Imagine drafting the top IT security minds into a defense force to protect the nation's critical IT infrastructure. Impossible? Highly unlikely in the United States, but leaders in Estonia - victimized by a digital invasion in 2007 believed to be backed by Russia - are mulling the possibility of instituting such a draft.
Since that virtual invasion - when a wave of attacks shuttered government, financial and media IT systems - IT and IT security professionals and enthusiasts in the Baltic nation have formed the Cyber Defense League, a volunteer group that could act as a unified military command if and when the next cyberassault occurs.
A report Tuesday on NPR says a sense of cyber vulnerability in Estonia has been a key rallying point for the Cyber Defense League. And, Defense Minister Jaak Aaviksoo says it's so important for Estonia to have a skilled cyber army that the authorities may institute a draft to assure every IT expert is available in a national emergency:
"We are thinking of introducing this conscript service, a cyber service. This is an idea that we've been playing around [with]. We don't have the mechanism or laws in place, but it might be one option."
Estonia, unlike the United States, drafts young men into its military, and a defense ministry poll shows that 94 percent of Estonians support conscription, according to the website BalticReports.com. Says Aaviksoo:
"Military service is the matter of honor where you men learn to share values that tie our whole nation."
America ended the military draft in 1973, and it's hard to imagine conscripting anyone to serve in a virtual army in the United States.
But the concept of a volunteer force in the U.S. to aid defending the nation's critical IT systems isn't that farfetched. Erik Laykin proposed such a cyber corps in a pair of blogs posted last spring on GovInfoSecurity.com: National Cyber Corps: Recruiting the Best and National Cyber Corps: Pulling It Off. Laykin, an authority on cybercrime, electronic fraud, data breaches and corporate espionage, contends many IT professionals want to contribute to securing our country's virtual homeland but the financial lure from the private sector is too great for many of them to ignore. The cyber corps in Laykin's vision would be a stepping stone to a rewarding career in the private sector for many IT security pros:

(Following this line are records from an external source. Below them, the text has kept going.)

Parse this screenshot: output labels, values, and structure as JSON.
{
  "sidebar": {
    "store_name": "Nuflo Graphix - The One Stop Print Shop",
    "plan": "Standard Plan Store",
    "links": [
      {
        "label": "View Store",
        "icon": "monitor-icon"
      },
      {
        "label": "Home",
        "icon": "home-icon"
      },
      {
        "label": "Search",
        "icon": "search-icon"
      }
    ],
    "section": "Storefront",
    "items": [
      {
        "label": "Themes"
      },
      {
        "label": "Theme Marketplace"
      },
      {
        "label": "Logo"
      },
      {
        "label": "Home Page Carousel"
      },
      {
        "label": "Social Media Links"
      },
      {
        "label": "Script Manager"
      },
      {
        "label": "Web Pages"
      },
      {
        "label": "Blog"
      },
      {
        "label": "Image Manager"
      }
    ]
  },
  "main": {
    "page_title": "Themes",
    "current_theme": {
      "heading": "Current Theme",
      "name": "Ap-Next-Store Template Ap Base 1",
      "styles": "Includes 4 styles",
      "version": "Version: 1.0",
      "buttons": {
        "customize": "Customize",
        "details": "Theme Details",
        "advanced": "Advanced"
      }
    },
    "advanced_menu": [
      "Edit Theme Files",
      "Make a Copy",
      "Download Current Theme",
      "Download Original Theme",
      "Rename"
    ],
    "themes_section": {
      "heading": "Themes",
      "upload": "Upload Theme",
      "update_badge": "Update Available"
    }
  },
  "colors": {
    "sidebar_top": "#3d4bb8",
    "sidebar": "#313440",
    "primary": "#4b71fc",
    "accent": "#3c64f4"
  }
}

"Initially, the National Cyber Corps would rely heavily on recruitment and incentives, but over time participation in the National Cyber Corps would become a sought-after honor and ultimate reward."
A pipedream? Perhaps. But with a shortage of IT expertise in government, the concept of the public and private sectors collaborating to protect our digital resources isn't something we can ignore.